Segment Start: DATASET ENTRIES

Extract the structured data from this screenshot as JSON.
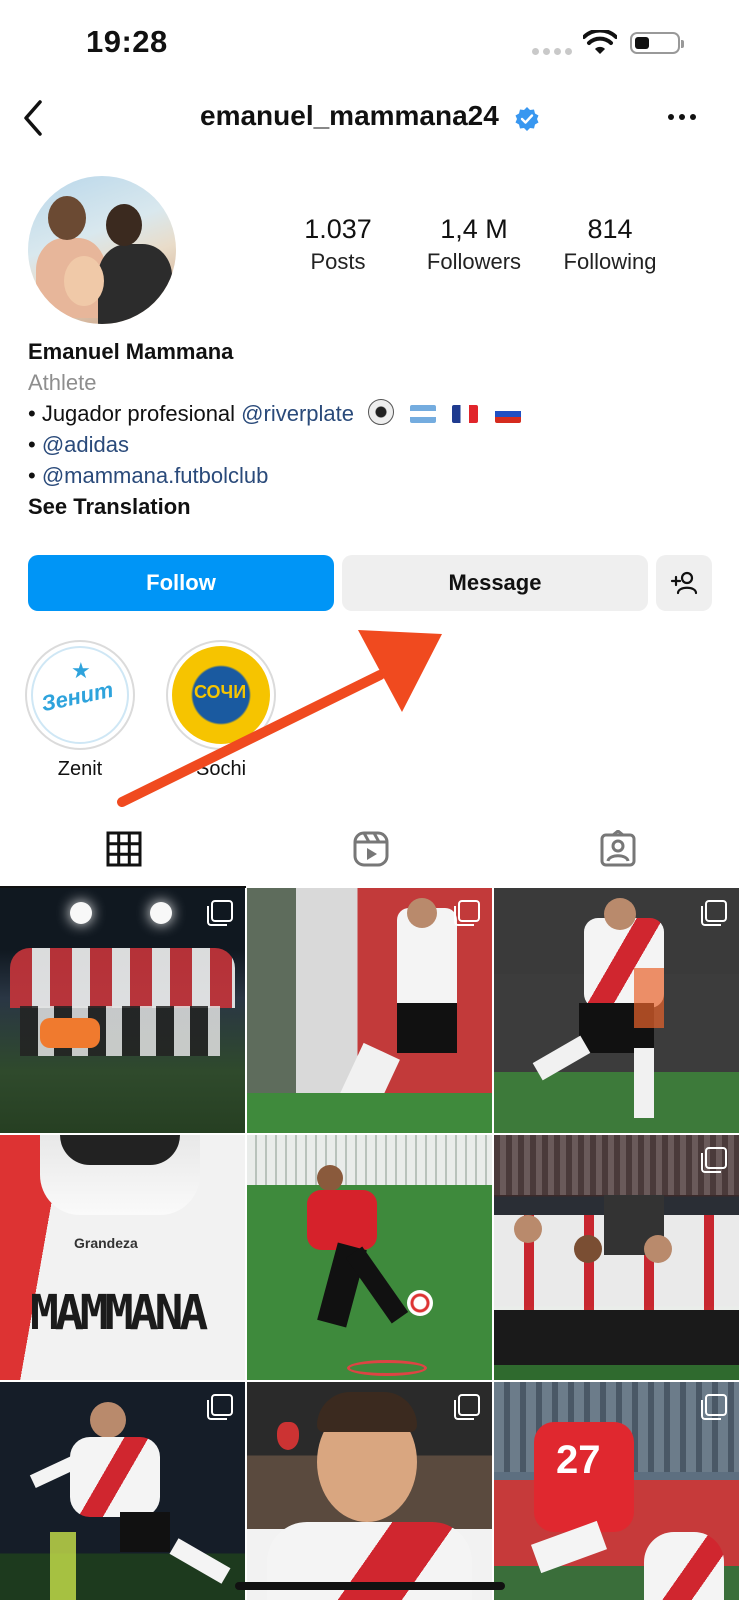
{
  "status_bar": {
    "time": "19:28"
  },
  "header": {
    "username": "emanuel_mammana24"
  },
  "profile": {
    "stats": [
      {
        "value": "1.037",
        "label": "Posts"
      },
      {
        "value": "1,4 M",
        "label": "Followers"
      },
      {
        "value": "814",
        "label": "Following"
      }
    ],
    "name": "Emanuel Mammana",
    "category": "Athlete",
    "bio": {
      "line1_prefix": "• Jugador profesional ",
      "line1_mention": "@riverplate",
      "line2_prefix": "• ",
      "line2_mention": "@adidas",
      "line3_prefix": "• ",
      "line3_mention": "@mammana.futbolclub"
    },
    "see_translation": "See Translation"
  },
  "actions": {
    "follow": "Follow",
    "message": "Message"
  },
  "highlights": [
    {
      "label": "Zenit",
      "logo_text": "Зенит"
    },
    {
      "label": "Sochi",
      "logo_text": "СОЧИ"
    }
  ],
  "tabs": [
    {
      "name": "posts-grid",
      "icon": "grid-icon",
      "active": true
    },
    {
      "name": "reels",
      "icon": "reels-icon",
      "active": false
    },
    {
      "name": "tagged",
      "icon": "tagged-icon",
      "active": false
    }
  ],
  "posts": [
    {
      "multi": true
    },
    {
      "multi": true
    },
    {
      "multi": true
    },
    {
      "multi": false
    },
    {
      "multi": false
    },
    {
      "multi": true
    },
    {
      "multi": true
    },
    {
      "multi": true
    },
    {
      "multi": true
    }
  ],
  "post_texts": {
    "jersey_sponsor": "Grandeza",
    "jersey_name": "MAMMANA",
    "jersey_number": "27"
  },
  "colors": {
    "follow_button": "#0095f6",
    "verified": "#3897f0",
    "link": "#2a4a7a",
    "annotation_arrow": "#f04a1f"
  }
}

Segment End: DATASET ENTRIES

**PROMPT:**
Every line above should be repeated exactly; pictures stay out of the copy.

**EXERCISE RESPONSE:**
Extract the structured data from this screenshot as JSON.
{
  "status_bar": {
    "time": "19:28"
  },
  "header": {
    "username": "emanuel_mammana24"
  },
  "profile": {
    "stats": [
      {
        "value": "1.037",
        "label": "Posts"
      },
      {
        "value": "1,4 M",
        "label": "Followers"
      },
      {
        "value": "814",
        "label": "Following"
      }
    ],
    "name": "Emanuel Mammana",
    "category": "Athlete",
    "bio": {
      "line1_prefix": "• Jugador profesional ",
      "line1_mention": "@riverplate",
      "line2_prefix": "• ",
      "line2_mention": "@adidas",
      "line3_prefix": "• ",
      "line3_mention": "@mammana.futbolclub"
    },
    "see_translation": "See Translation"
  },
  "actions": {
    "follow": "Follow",
    "message": "Message"
  },
  "highlights": [
    {
      "label": "Zenit",
      "logo_text": "Зенит"
    },
    {
      "label": "Sochi",
      "logo_text": "СОЧИ"
    }
  ],
  "tabs": [
    {
      "name": "posts-grid",
      "icon": "grid-icon",
      "active": true
    },
    {
      "name": "reels",
      "icon": "reels-icon",
      "active": false
    },
    {
      "name": "tagged",
      "icon": "tagged-icon",
      "active": false
    }
  ],
  "posts": [
    {
      "multi": true
    },
    {
      "multi": true
    },
    {
      "multi": true
    },
    {
      "multi": false
    },
    {
      "multi": false
    },
    {
      "multi": true
    },
    {
      "multi": true
    },
    {
      "multi": true
    },
    {
      "multi": true
    }
  ],
  "post_texts": {
    "jersey_sponsor": "Grandeza",
    "jersey_name": "MAMMANA",
    "jersey_number": "27"
  },
  "colors": {
    "follow_button": "#0095f6",
    "verified": "#3897f0",
    "link": "#2a4a7a",
    "annotation_arrow": "#f04a1f"
  }
}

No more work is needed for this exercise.